The essays in this issue are written by Prof. Zhang Qingxiong and Prof. Wang Xiaochao. Both are close friends of ISCS over the last decade, witnessing the development of the Sino-Christian theology movement. And both of them discussed the contemporary relationship between theology and the public sphere. It is interesting that when they mentioned the language of theology in the public sphere, both articulated some characteristics of Sino-Christian theology. Prof. Zhang in “Political Theology, Public Sphere and Separation of Church and State” wrote “citizens no matter with or without religious attachment can participate in democratic dialogue in public spheres, sharing their own thoughts, and going through criticisms of others. Their thoughts may be discarded or refined and being supported by others, and then integrated into the citizens’ consensus…This is not only because the state should remain neutral among different religions and denominations, in order to secure the freedom of religion, but also because the legitimacy of a democratic legal state should be based on democratic procedures and public consensus, instead of any specific ideology…In the public sphere they have the right to express their opinions or criticize society from their religious view, but they cannot set their religion as the standard of truth. Through rational criticizing and being criticized, defending and refuting, their opinions would blend into public communication. Their beliefs and thoughts can influence others, and the beliefs and thoughts of others can influence them.”

Prof. Wang Xiaochao’s “To Study Religions and to Study Theology” also discussed the principles that theology should observe in the academia, “The term ‘theology’ may refer to any discourse related to the topic of God. Regardless of the result that God is present (theism) or not (atheism) or undetermined (agnosticism), anyone who reflects on this topic participates in the broadest sense of theology… If no one has ever been thinking about God, then there would never be theology. In an age of globalization, every major world religion has its own theology. But just like the time of ancient Greece, there is theology developed inside and outside the believing communities… Theology is a kind of rational thinking, an instrument to raise the quality of religion. In face of the unique contemporary Chinese situation, academia should study religions and cannot neglect theology. Only to study religions without theology (including academic criticism) is not only impossible, but is harmful.”

From my reader’s response perspective, both scholars stated a principle for Sino-Christian theology which emerged from the humanities: perspectives from the church and from the public realm should respect each other.
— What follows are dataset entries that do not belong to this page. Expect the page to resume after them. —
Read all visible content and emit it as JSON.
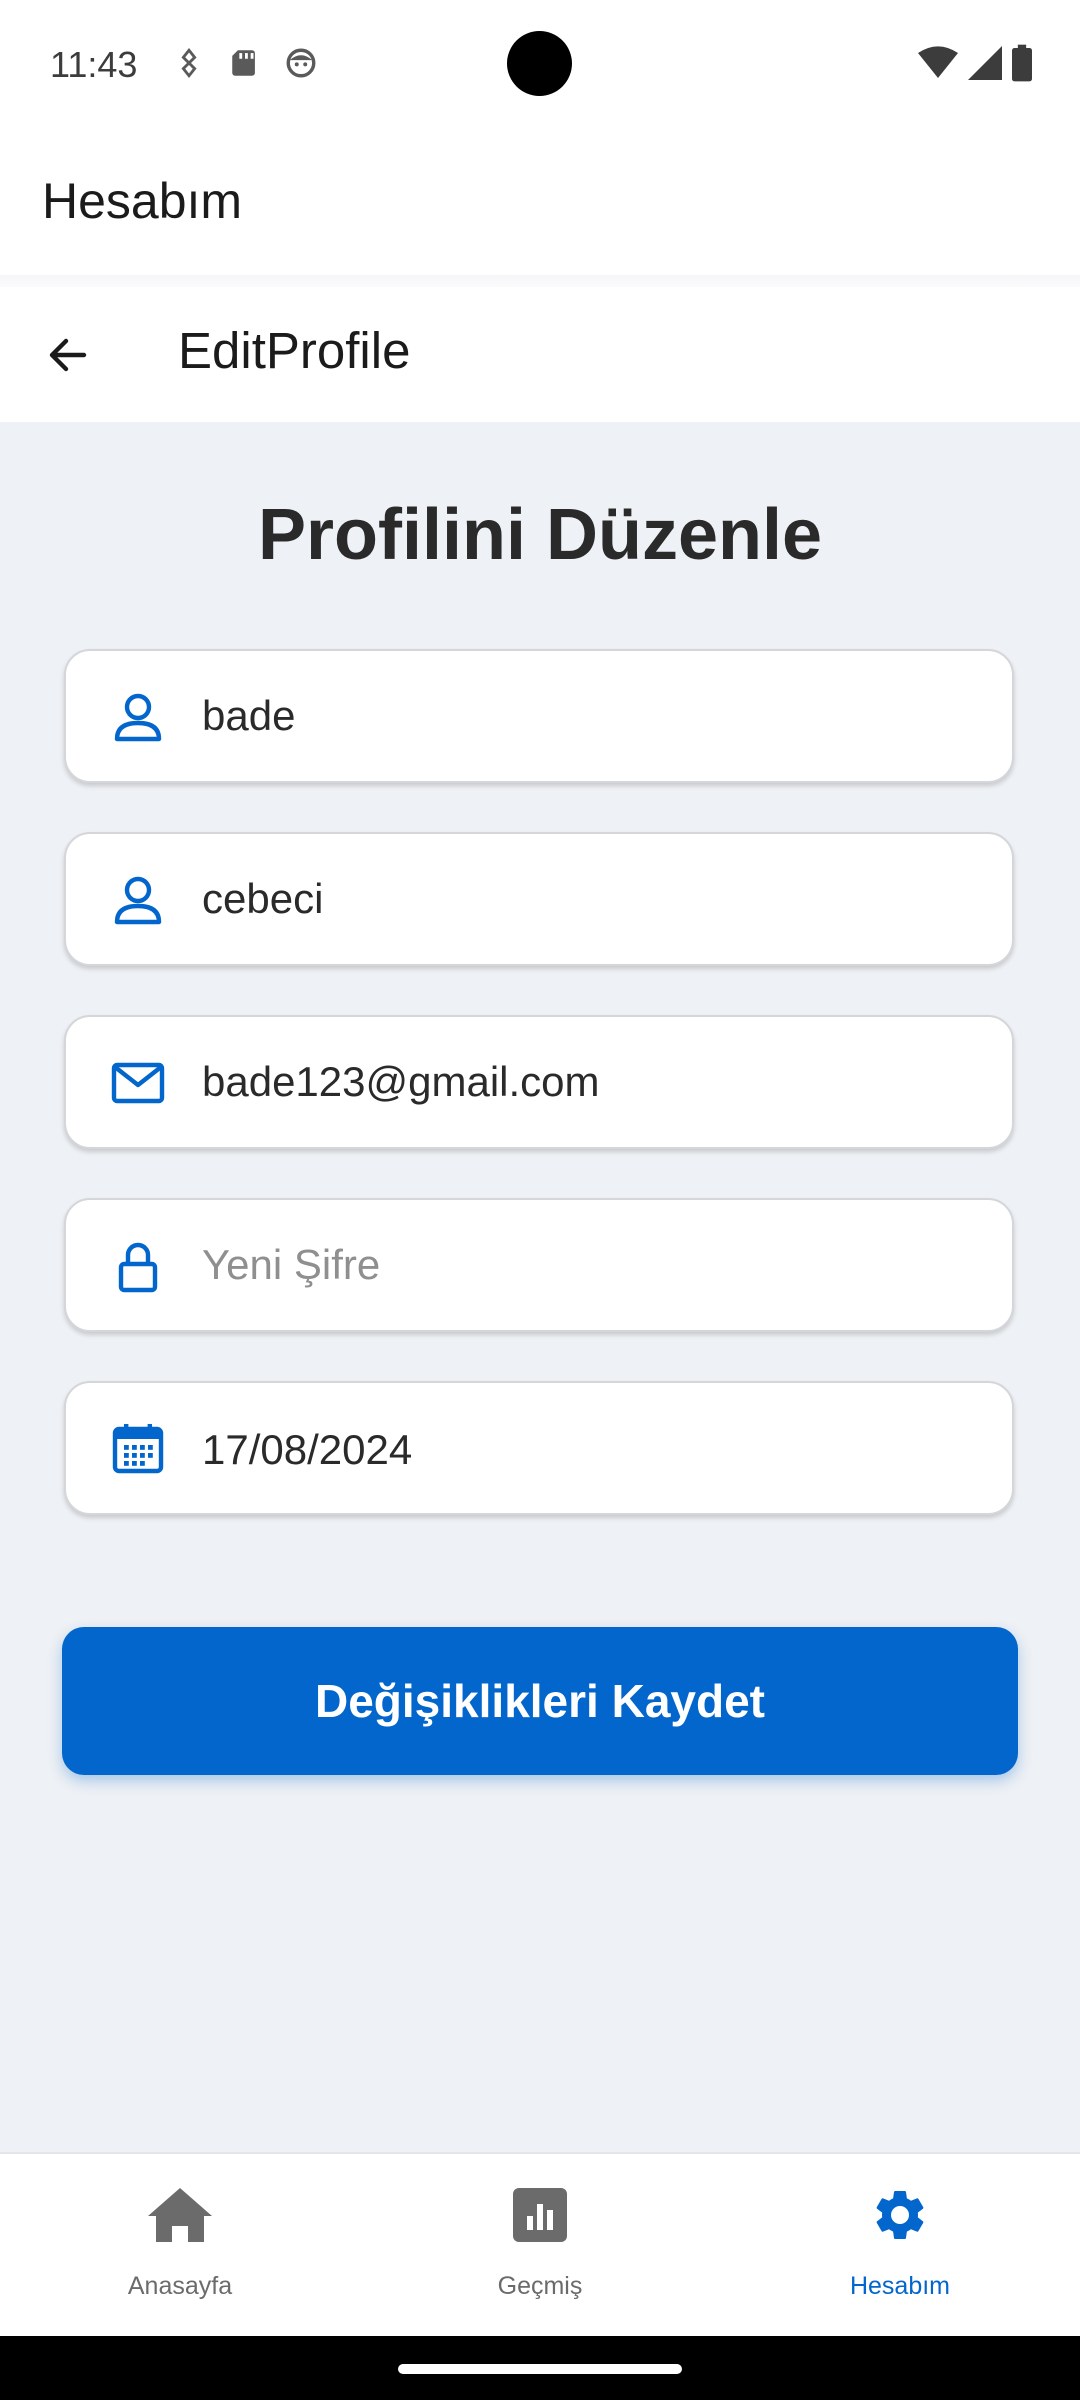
{
  "status_bar": {
    "time": "11:43",
    "left_icons": [
      "usb-debug-icon",
      "sd-card-icon",
      "face-status-icon"
    ],
    "right_icons": [
      "wifi-icon",
      "signal-icon",
      "battery-icon"
    ]
  },
  "app_bar": {
    "title": "Hesabım"
  },
  "toolbar": {
    "title": "EditProfile",
    "back_icon": "arrow-left-icon"
  },
  "main": {
    "heading": "Profilini Düzenle",
    "fields": {
      "first_name": {
        "icon": "person-icon",
        "value": "bade"
      },
      "last_name": {
        "icon": "person-icon",
        "value": "cebeci"
      },
      "email": {
        "icon": "mail-icon",
        "value": "bade123@gmail.com"
      },
      "password": {
        "icon": "lock-icon",
        "value": "",
        "placeholder": "Yeni Şifre"
      },
      "birth_date": {
        "icon": "calendar-icon",
        "value": "17/08/2024"
      }
    },
    "save_label": "Değişiklikleri Kaydet"
  },
  "bottom_nav": {
    "items": [
      {
        "label": "Anasayfa",
        "icon": "home-icon",
        "active": false
      },
      {
        "label": "Geçmiş",
        "icon": "chart-icon",
        "active": false
      },
      {
        "label": "Hesabım",
        "icon": "gear-icon",
        "active": true
      }
    ]
  },
  "colors": {
    "accent": "#0366cc",
    "background": "#eef1f5",
    "inactive_nav": "#6b6b6b"
  }
}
It also articulated the characteristics of Sino-Christian theology in the humanities. This coincidence is like the working spirit of Tao Fong Shan: “The wind blows according to its will, and so it was.”